Rewind 15 years and I’m enjoying a once-in-a-lifetime ride on a stupidly privileged gravy train. Living in crowded Hong Kong, my family's double story house overlooks one of the most expensive beach coves in the city.
One day us dumb kids spend a full day in a Hong Kong private members club, an expensive amusement centre for the rich, totally unsupervised. We enjoy multiple buffets, bowling alleys and…I can’t even remember. I recall swiping the plastic over and over again and then my parent's car rolls up. As we hop into the back a member of staff awkwardly informs our parents their dumb kids have just spent hundreds of dollars.
Did we get punished for this? Nope. Why should we? Money was so abundant that the incident is forgotten the next day. (Forgotten by everyone except, that is, the local staff at the club, who are stunned by what had gone down).
Barely a year later this gravy train derailed. My dad is made redundant due to a merger and our family enters a six year period of long term unemployment.
To save costs, we move to Rome to be closer to my Italian grandmother. We go to a good school and there is always food on the table and the odd dollar of pocket money.
But for six years as a teenager, money is an issue. Every dollar we spend is a dollar we never see again. As our well of water depletes we take smaller sips.
By the time University rolls around, I’ve become notoriously stingy. I practice keeping a straight face when asking bartenders ‘I’ll have your cheapest pint, please’. Fortunately, things get better once finances are in my control with my own career.
Fast-forward eight years and I gatecrash a corporate conference afterparty in Berlin to join a friend. The evening rolls by in a haze of bountiful wine, steaks and tiramisu while overlooking Museum Island. This pampering is on par with the Hong Kong days.
It gets me thinking: how would I feel if I lived this lifestyle every day?
As soft and aromatic as the strawberry-tinged tiramisu is, I wouldn’t go out of my way to seek this lifestyle out again. And I certainly wouldn’t put up with the suffocating corporate environment for free wine and a company car.
I guess this would suggest life’s luxuries aren’t important to me. And, by implication, I really shouldn’t be so bothered about the size of my paycheque.
Money invades my thoughts repeatedly, many times an hour.
But it’s not money per se: it’s the well of savings. I’m super focused on filling it up. Some fiscal prudence is a virtue, of course, but I definitely take it too far: I barely have a possession to my name and my friends have to put up with their phones vibrating every time I input a communal expense on a money-tracking app.
And what will I use these savings for?
I don’t know. So much in life is uncertain. That’s especially true when you’re trying to forge a career path where the options are unlimited. I'm rambling in a giant forest without a map.
While I wander under the tall trees, I devote myself to learning many varied skills and building networks stretching the world from English teaching to financial regulation.

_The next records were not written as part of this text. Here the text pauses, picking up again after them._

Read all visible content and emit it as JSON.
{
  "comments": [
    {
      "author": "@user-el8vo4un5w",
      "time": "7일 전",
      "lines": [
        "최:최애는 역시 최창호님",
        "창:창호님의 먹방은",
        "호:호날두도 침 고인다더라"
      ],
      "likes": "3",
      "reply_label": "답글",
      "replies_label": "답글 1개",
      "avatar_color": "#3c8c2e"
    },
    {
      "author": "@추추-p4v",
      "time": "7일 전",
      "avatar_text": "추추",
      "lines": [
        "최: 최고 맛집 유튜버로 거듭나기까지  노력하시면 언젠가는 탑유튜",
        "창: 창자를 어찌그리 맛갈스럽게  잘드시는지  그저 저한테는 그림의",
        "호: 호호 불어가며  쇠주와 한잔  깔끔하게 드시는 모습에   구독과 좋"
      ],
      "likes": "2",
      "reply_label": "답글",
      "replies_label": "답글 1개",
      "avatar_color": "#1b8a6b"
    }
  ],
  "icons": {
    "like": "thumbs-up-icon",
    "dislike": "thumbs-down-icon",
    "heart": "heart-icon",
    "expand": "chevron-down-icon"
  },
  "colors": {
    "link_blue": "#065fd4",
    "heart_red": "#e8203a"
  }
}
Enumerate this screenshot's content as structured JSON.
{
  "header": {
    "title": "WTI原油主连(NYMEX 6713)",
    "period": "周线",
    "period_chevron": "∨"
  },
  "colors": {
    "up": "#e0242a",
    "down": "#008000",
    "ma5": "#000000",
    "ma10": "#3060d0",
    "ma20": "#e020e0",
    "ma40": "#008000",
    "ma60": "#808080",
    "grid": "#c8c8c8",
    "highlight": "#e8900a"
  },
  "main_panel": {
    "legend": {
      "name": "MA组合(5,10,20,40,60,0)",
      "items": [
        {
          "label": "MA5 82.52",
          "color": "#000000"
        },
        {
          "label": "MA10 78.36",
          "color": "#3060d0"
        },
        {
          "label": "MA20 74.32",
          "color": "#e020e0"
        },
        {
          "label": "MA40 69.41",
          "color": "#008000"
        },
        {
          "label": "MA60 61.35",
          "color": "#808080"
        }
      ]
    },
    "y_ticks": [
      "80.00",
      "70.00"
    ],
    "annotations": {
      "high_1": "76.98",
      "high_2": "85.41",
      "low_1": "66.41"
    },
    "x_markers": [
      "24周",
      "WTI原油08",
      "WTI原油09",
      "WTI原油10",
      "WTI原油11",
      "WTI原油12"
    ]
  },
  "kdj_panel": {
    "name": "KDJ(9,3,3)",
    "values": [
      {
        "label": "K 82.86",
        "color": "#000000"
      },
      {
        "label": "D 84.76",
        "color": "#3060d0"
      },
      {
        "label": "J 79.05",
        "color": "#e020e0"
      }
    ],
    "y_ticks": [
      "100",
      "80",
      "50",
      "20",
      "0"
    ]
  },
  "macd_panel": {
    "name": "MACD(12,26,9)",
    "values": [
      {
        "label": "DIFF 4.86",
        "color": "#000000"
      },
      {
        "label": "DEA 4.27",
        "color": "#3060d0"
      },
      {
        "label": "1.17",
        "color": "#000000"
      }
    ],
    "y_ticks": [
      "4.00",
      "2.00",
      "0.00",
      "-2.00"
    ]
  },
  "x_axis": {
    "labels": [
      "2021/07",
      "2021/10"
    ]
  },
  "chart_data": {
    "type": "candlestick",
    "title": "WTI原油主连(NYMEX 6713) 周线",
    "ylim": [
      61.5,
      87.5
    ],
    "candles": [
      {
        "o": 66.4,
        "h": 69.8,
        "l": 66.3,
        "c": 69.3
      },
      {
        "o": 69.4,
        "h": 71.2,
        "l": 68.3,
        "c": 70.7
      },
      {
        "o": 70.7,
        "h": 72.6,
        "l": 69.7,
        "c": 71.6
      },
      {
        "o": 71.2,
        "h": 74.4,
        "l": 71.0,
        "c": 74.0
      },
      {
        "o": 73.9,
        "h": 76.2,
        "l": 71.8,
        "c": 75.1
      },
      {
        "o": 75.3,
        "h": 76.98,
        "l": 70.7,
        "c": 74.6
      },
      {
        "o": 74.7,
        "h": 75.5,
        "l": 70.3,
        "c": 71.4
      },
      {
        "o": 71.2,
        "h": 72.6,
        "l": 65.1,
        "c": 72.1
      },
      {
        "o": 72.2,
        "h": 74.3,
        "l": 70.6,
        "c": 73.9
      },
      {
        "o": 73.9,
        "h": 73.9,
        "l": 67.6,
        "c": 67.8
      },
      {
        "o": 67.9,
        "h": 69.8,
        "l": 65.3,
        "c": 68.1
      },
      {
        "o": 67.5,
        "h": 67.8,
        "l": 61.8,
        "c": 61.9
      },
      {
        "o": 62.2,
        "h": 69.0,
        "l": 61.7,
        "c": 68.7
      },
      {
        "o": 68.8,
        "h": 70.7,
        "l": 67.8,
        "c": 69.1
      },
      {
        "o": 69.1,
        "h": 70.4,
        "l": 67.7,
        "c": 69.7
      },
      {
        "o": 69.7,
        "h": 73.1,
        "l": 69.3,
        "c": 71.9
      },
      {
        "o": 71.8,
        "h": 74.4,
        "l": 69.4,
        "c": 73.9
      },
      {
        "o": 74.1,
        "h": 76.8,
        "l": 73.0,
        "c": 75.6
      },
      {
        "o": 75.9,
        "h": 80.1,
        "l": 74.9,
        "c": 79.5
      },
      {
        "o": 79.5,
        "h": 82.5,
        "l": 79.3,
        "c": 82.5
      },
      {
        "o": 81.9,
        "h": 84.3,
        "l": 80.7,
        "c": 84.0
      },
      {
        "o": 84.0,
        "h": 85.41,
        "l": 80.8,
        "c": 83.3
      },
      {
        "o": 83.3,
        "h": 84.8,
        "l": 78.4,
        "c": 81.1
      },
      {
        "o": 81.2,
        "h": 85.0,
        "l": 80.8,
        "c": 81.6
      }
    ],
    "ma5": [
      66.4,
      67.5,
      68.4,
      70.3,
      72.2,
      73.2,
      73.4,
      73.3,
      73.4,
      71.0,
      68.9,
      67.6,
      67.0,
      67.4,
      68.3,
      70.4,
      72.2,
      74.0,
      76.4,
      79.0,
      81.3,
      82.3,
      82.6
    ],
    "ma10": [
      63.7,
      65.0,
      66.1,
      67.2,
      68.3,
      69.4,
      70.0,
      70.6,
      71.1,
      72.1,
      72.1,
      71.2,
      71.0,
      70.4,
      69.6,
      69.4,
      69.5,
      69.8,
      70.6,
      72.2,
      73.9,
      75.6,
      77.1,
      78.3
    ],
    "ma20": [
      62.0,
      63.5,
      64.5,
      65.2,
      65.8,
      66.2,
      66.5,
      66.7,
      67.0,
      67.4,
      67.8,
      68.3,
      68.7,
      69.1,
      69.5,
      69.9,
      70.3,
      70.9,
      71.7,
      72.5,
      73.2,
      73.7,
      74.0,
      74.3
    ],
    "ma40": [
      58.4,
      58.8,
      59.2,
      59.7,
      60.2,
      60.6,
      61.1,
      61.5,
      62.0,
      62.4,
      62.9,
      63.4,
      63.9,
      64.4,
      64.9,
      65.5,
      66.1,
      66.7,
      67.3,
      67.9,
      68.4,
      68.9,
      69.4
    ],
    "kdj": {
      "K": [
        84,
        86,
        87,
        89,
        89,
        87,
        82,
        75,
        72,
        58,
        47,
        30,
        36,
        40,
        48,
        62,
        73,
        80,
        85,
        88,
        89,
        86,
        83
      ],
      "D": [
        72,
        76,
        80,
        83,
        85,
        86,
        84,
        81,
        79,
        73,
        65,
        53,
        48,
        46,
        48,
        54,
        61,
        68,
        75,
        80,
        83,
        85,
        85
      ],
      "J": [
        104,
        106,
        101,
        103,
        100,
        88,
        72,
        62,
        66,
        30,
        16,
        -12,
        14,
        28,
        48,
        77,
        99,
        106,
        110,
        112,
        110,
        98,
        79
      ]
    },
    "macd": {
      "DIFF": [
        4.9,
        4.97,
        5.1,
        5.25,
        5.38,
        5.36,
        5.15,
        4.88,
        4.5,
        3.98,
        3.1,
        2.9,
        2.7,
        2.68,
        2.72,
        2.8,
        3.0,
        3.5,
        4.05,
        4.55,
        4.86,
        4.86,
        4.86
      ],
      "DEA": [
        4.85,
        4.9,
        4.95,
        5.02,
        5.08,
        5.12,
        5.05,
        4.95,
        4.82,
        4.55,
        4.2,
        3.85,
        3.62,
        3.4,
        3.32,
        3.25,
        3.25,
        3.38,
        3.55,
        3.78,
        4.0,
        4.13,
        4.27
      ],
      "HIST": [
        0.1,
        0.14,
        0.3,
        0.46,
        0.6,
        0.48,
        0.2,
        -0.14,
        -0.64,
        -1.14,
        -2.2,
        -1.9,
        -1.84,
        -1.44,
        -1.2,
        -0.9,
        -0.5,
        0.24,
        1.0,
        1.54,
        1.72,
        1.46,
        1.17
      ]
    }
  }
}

And along the way I jettison them as quickly as they're built. This happens over and over again because I often decide I’m heading in the wrong direction.
But I do have one very trusty companion along for the hike: savings. No matter what route I take, having a comfy cushion of cash gives me options. Throw it all up in the air to travel Central America? Yep. Start up my own business? Yep.
And until I know for sure what path to take, this savings well will continue to fill up, drop by drop.
I hope one day I will step out onto a clearing, leave the dark canopy behind me with clear direction in life and let go of doggedly saving money. This will also be the day my friends can enjoy a beer with me without their phones vibrating off the table notifying them they owe me €2,50.